The welcome brochure for Niue says this is NOT the place for retail therapy….how true! Just a few little shops. We did, however, have an excellent lunch at this cool little restaurant called Crazy Uga's!
As on many of the other islands in the South Pacific, the graveyards have a prominent place within the villages. It would appear that in Niue, most are right outside the churches. During Cyclone Heta, the water level was all the way up to the level of this one.
Then it was off to see some caves and viewpoints. The walk out to the caves was very rugged, as the island is all coral, the trail was very chunky and good shoes were required.
There are many sites around the island where you can climb into the coral caves and see all stalactites and stalagmites, very interesting.
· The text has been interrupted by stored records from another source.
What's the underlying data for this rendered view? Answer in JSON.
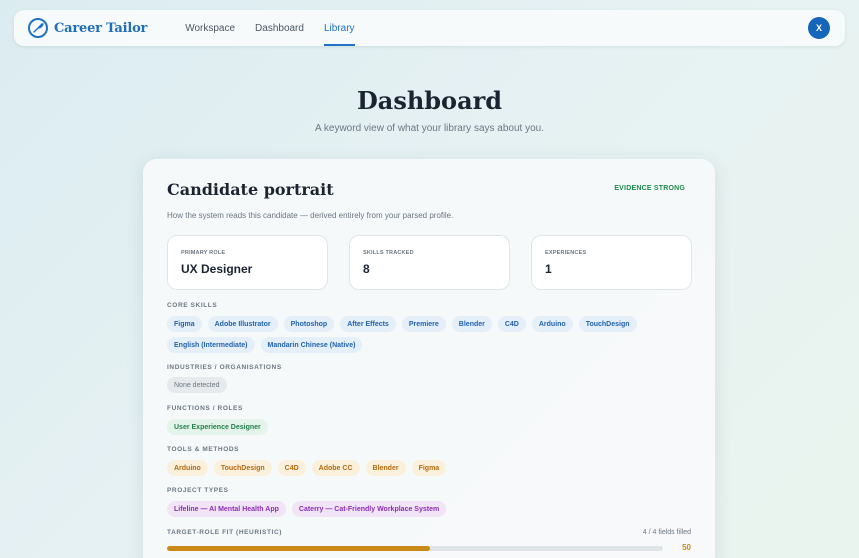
{
  "app": {
    "name": "Career Tailor"
  },
  "nav": {
    "items": [
      {
        "label": "Workspace",
        "active": false
      },
      {
        "label": "Dashboard",
        "active": false
      },
      {
        "label": "Library",
        "active": true
      }
    ]
  },
  "user": {
    "initial": "X"
  },
  "page": {
    "title": "Dashboard",
    "subtitle": "A keyword view of what your library says about you."
  },
  "portrait": {
    "title": "Candidate portrait",
    "evidence": "EVIDENCE STRONG",
    "description": "How the system reads this candidate — derived entirely from your parsed profile.",
    "stats": [
      {
        "label": "PRIMARY ROLE",
        "value": "UX Designer"
      },
      {
        "label": "SKILLS TRACKED",
        "value": "8"
      },
      {
        "label": "EXPERIENCES",
        "value": "1"
      }
    ],
    "core_skills": {
      "label": "CORE SKILLS",
      "items": [
        "Figma",
        "Adobe Illustrator",
        "Photoshop",
        "After Effects",
        "Premiere",
        "Blender",
        "C4D",
        "Arduino",
        "TouchDesign",
        "English (Intermediate)",
        "Mandarin Chinese (Native)"
      ]
    },
    "industries": {
      "label": "INDUSTRIES / ORGANISATIONS",
      "items": [
        "None detected"
      ]
    },
    "functions": {
      "label": "FUNCTIONS / ROLES",
      "items": [
        "User Experience Designer"
      ]
    },
    "tools": {
      "label": "TOOLS & METHODS",
      "items": [
        "Arduino",
        "TouchDesign",
        "C4D",
        "Adobe CC",
        "Blender",
        "Figma"
      ]
    },
    "projects": {
      "label": "PROJECT TYPES",
      "items": [
        "Lifeline — AI Mental Health App",
        "Caterry — Cat-Friendly Workplace System"
      ]
    },
    "fit": {
      "label": "TARGET-ROLE FIT (HEURISTIC)",
      "count": "4 / 4 fields filled",
      "score": "50",
      "progress": 0.53
    }
  },
  "colors": {
    "accent": "#1f73c4",
    "evidence": "#1e8a4c",
    "fit": "#c98a17"
  }
}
The water around the island is crystal clear and makes for some beautiful swimming and. We're tied to a mooring in 130 feet of water and the coral on the bottom is visible.
Tuesday was rainy and windy, same as the past few days, but there was an early market where fresh produce could be purchased as well as some weaving. Unfortunatly there wasn't as much produce as we had hoped for but it was fun, nonetheless. Later in the morning, the kids all came ashore to join us moms and some local ladies at the town hall for weaving lessons. Everyone had a great time and the ladies even served us lunch! It was so casual and comfortable. Another fine example of Niuen hospitality.
We spent our last night in Niue at the Pacific Way which hosted a Bingo night to be followed by Karaoke. We thought Bingo would last maybe an hour or two, but as it turned out, it was a four and a half hour event. The cards are different from Canadian cards, but it's basically the same concept. The fellow who calls the numbers, calls them very quickly repeating each one twice, when you've filled your card you holler "YEAUP!" then they validate your numbers and you win a prize. Jenny won a 10.5kg Tuna! But traded it for a box of 10 chickens - too funny! The grand prize of the night was three large tuna's 1 box of 10 chickens, 1 pig, a huge bunch of bananas and three huge bundles of Taro root. It was a really fun way to end our week long stay on the island.
Now it's off to Tongatapu, Tonga to meet Steve, Mary and Shayna who are flying in on September 9th - we're all looking forward to their arrival.